> For me, xhtml is better; I can scale the font (locally, so it wraps),
> copy, paste, print easily (admittedly 'print' may not be as good). I
> believe that accessibility is easier and anybody with a web browser can
> read it.
> It's not that I hate pdfs, if I want to print something out, such as a
> service manual for the washing machine, then they are fine. But on
> screen? At 1024x768? A4 paper must be about 3000xsomething or more.
> Appropriate means for the medium, I say, and people using Audacity are
> on a computer of some sort aren't they?
The problem is that an awful lot of computer illiterate users want to
print out "the manual" rather than read it on their screen (and have no
idea how to open a local file in a web browser anyway).
This was why I started converting the HTML manual for audacity 1.2 into
a PDF using a format converter, so that the people who wanted to print
the lot didn't have to do each page as they went, and they could
download it as a single file (most can't cope with zip archives
The problem with this approach was two-fold. Firstly, you had to write
the manual as HTML, so it was a pain to update (it wasn't very WYSWYG
friendly, and the output of most WYSWYG applications wouldn't convert to
PDF properly). Secondly, the formatting of the PDF often didn't match
the formatting of the HTML, because the converter had lousy style
support and ignored most of the formatting.
These were the main reasons for moving the manual onto the wiki at
This makes editing easier (because you don't need to mess with HTML),
and it outputs nice, reasonably standards compliant XHTML on the
Internet. There is an interface for adding exporters to mediawiki, so
the idea (mostly Dominic's) was to use this interface to export other
formats we wanted the documentation in, mainly (at that point) PDF.
The problem is that PDF export for mediawiki isn't terribly mature
(hence why it's currently broken), and there is no good way to do static
HTML pages other than by spidering the site, which isn't a terribly good
way to do it.
The wxHTML viewer gives us another set of problems, because it doesn't
support XHTML. It doesn't even do all the things in HTML 4.0, but
basically does the cut-down feature set of the Microsoft HTML help
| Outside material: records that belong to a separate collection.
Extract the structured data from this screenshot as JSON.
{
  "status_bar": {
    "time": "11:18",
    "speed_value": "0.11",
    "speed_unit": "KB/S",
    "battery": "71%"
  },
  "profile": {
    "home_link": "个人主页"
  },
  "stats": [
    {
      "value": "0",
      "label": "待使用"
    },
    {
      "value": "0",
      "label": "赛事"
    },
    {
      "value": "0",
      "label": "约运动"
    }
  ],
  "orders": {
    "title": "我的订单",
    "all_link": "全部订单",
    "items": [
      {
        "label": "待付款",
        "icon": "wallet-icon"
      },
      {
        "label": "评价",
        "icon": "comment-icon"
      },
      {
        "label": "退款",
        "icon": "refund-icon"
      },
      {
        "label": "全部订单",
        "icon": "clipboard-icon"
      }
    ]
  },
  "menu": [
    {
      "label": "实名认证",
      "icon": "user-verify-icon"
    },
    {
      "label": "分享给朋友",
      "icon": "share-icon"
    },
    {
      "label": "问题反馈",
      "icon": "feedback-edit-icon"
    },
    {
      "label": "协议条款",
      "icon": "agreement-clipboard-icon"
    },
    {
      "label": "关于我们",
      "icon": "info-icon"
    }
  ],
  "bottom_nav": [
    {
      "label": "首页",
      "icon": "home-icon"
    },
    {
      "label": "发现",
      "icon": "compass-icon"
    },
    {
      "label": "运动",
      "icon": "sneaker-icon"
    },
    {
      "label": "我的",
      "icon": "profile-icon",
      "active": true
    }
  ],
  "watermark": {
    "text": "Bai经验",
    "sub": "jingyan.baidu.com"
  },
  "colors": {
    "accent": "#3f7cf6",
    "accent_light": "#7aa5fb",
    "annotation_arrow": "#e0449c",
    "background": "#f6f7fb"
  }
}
browser. This is a pain, because it doesn't (as far as I know) include
any style support. So creating content for it is messy and non-standard.
This is where the drive to not use the program internal help came from -
creating it was a right pain because it won't take content intended for
modern web browsers.